--- DATA FOR THIS EXERCISE ---

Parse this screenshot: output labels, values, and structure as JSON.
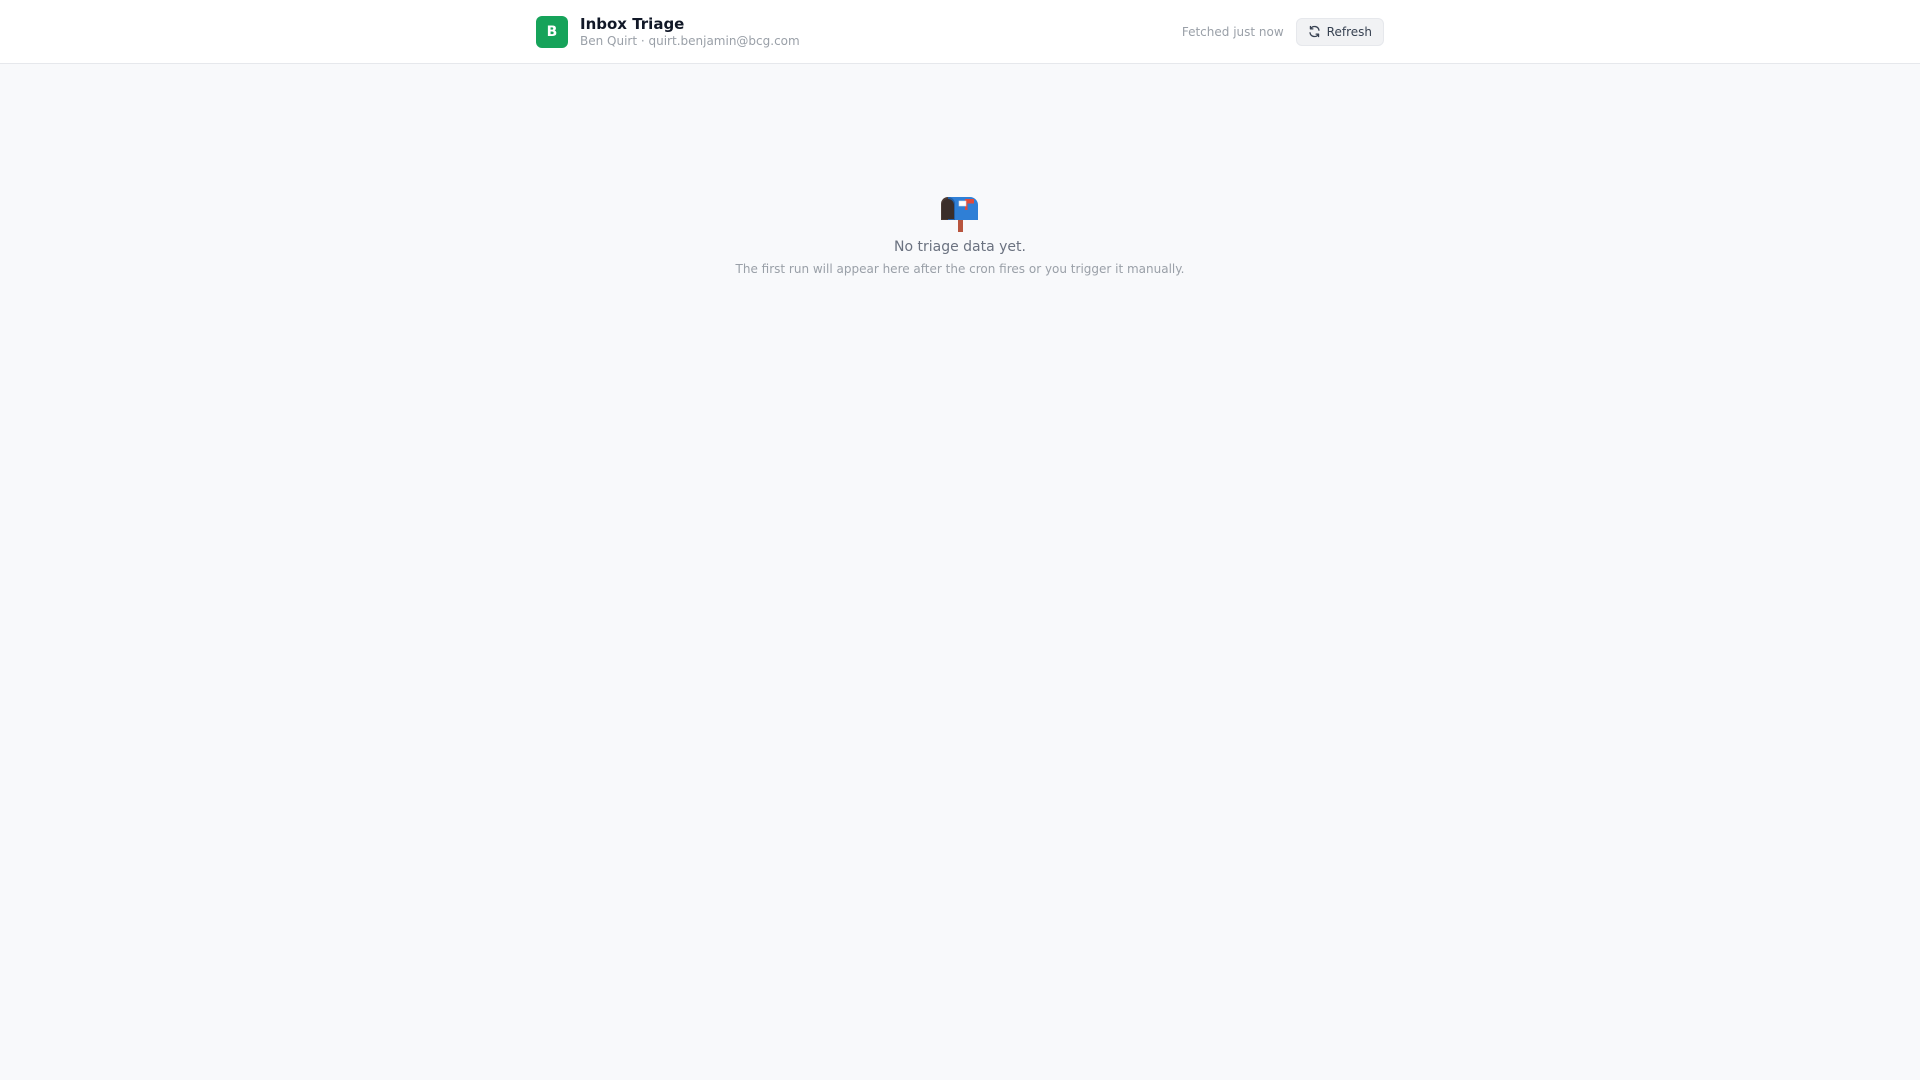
{
  "header": {
    "avatar_letter": "B",
    "title": "Inbox Triage",
    "user_line": "Ben Quirt · quirt.benjamin@bcg.com",
    "fetched_status": "Fetched just now",
    "refresh_label": "Refresh",
    "accent_color": "#16a35a"
  },
  "empty_state": {
    "icon": "mailbox-icon",
    "title": "No triage data yet.",
    "subtitle": "The first run will appear here after the cron fires or you trigger it manually."
  }
}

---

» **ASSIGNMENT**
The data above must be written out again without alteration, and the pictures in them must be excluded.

» **RESULT**
Parse this screenshot: output labels, values, and structure as JSON.
{
  "header": {
    "avatar_letter": "B",
    "title": "Inbox Triage",
    "user_line": "Ben Quirt · quirt.benjamin@bcg.com",
    "fetched_status": "Fetched just now",
    "refresh_label": "Refresh",
    "accent_color": "#16a35a"
  },
  "empty_state": {
    "icon": "mailbox-icon",
    "title": "No triage data yet.",
    "subtitle": "The first run will appear here after the cron fires or you trigger it manually."
  }
}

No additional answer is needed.